Did you know that Thomas Jefferson studied the Qur'an? It was studied to understand the excellence of its system of laws. And then he helped write the Constitution.

> Philosophically - no. Because Islam, Muhammad, and the Quran do not allow
> freedom of religion and expression. Democracy and Islam cannot co-exist.
> Every Muslim government is either dictatorial or autocratic.

Please see the quote above — no compulsion in religion.

Palestine has a democracy, albeit not a well-functioning one. Indonesia has an elected president. Pakistan did before the military took over. Turkey has a democratically elected president. Iran had a democracy for most of the 20th century — until the U.S. government helped overthrow it and re-instate a kingdom (which was later overthrown by the Islamic Revolution). These are just countries I can think of off the top of my head.

Today it is sadly true that a number of governments in Islamic countries do repress religious freedom. Saudia Arabia is probably the prime example. Iran and Egypt in particular suppress the members of my own religion (Baha'i Faith), though not other religions. But in most Islamic countries Christians, Jews, and other religionists live freely.

> Spiritually - no Because when we declare "one nation under God," the
> Christians God is loving and kind, while Allah is NEVER referred to as
> heavenly father, nor is he ever called love in The Qurans 99 excellent
> names.

Why is it a problem that Allah is not referred to as the "heavenly father?" One of the 99 names is "The Loving, The Kind One." This statement about spirituality makes no logical sense.

> *And Braack Hussein Obama, a Muslim, wants to be our President...*

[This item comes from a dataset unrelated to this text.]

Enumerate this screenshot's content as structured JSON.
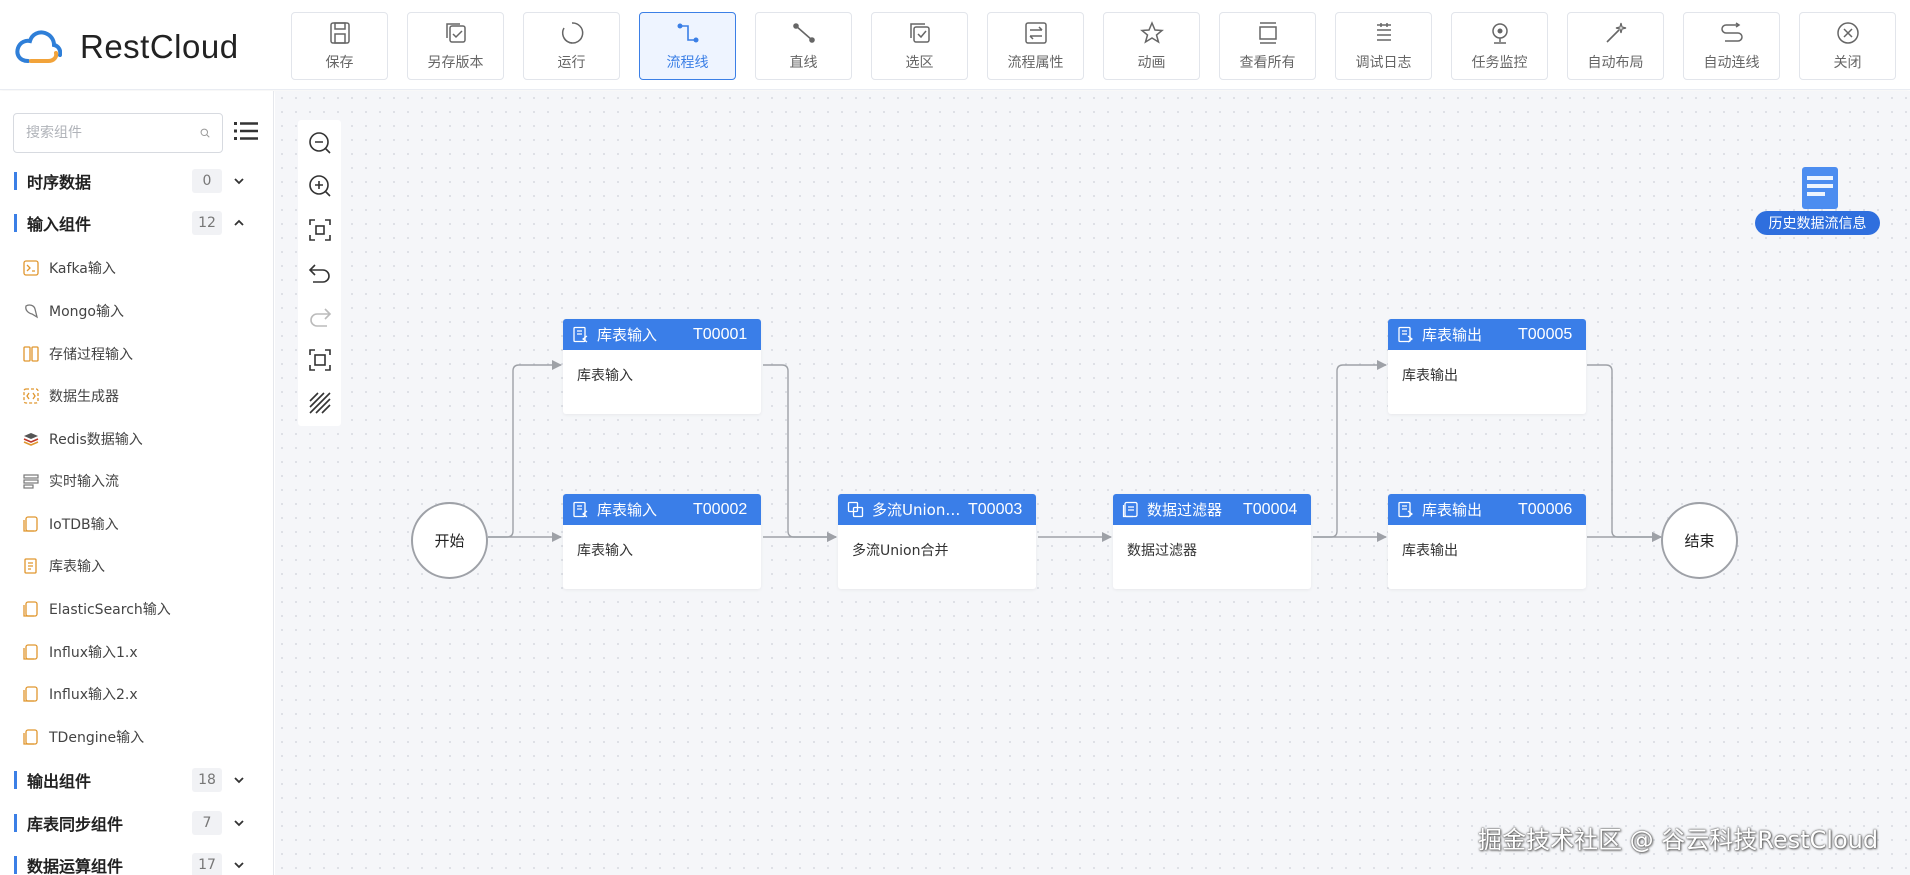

Barack Obama is actually a devout Christian (United Church of Christ), who has been invited to speak at large evangelical churches such as Rick Warren's. Now, I'm not advocating for or against Obama for President — I'm just correcting the above falsehood.